-> FHWA's Travel Model Improvement Program (TMIP) released the recording of a recent webinar that provided an overview of the recent report "Evaluation of Walk and Bicycle Demand Modeling Practice," written by RSG and RAND for NCHRP and AASHTO (http://bit.ly/2QfwIkp). The topics covered in the report, and summarized in the webinar include (a) a review of state-of-the art research, (b) results from an on-line survey of DOT and MPO modelers into the current and desired state-of-the-practice, (c) identification of key gaps between standard practice and the newest modeling approaches, (d) specific examples of recommended modeling approaches, and (e) key directions for future research. The presenter was Mark Bradley (RSG). https://bit.ly/2lTiQh4 (Need to download Adobe Connect app to view.)

HOW COMMUNITIES ARE USING HIAS
-> The Health Impact Project described the updated, cross-sector, interactive toolkit that shows who is using health impact assessments (HIAs)--and how they're doing it. (HIAs and Other Resources to Advance Health-Informed Decisions: http://bit.ly/2Ap1Inn) The toolkit offers a searchable collection of health impact assessments, guides, and other research to support policymakers' efforts to consider health when making decisions across sectors, such as housing, planning, and education. http://bit.ly/2Ar0Bn3

MULTI-USE PATH LEVEL OF COMFORT TOOL EXPANDS LOS CALCULATOR
-> Alta Planning + Design reported that they developed a multi-use path Level of Comfort (LOC) evaluation tool that builds on the existing FHWA Level of Service (LOS) Calculator, while incorporating additional factors that affect trail comfort and overall user experience. The LOC Tool expands conversations around Path Level of Service (LOS), which is primarily about the user demand vs. path width relationship from a bicyclist's perspective. Alta's additional LOC factors are related to user experience and can have a dramatic effect on the success or failure of a path project. In addition, the tool addresses the unique and sometimes divergent perspectives of different user groups including pedestrians, runners, slow cyclists, and fast cyclists, inclusive of additional modes such as scooters, skaters, strollers, and wheelchairs. http://bit.ly/2QiRGii

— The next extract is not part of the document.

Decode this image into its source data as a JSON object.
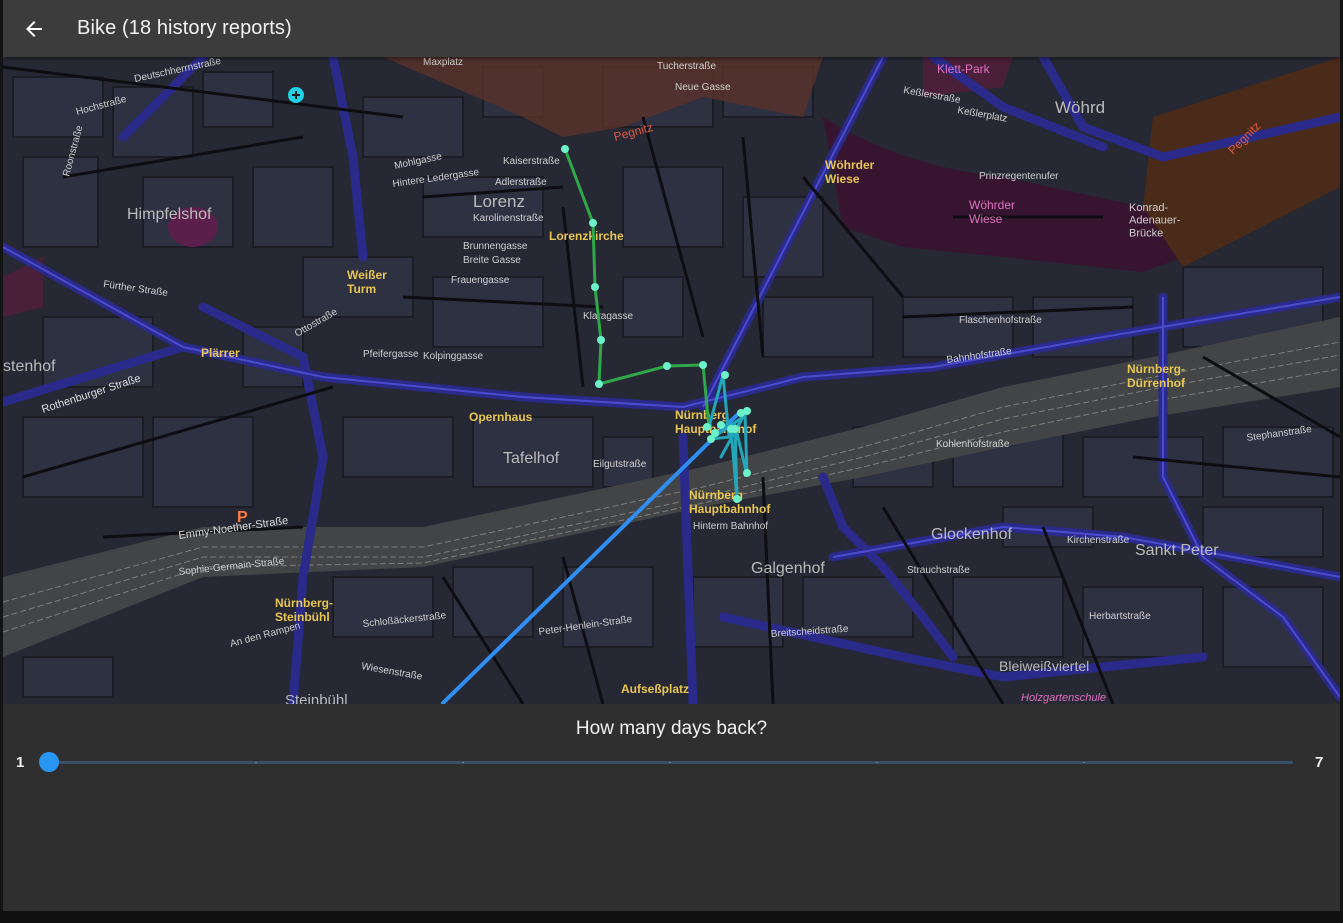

GUIDANCE FOR MANAGING INFORMAL TRAILS
-> A detailed American Trails article provides guidance for developing educational programs and plans for managing, maintaining, and improving informal trails. (i.e. those created by visitors) Management experience reveals that informal trail systems are frequently poorly designed, including "shortest distance" routing with steep grades and alignments parallel to the slope. Such routes are rarely sustainable under heavy traffic and subsequent resource degradation is often severe. Creation of multiple routes to common destinations is another frequent problem, resulting in "avoidable" impacts such as unnecessary vegetation/soil loss and fragmentation of flora/fauna habitats. This guidance helps evaluate the acceptability of informal trail impacts and the selection of the most appropriate and effective management responses. http://bit.ly/2QewbPz See the related slide presentation, "Managing Informal Trail Impacts:" http://bit.ly/2Qiqwbe.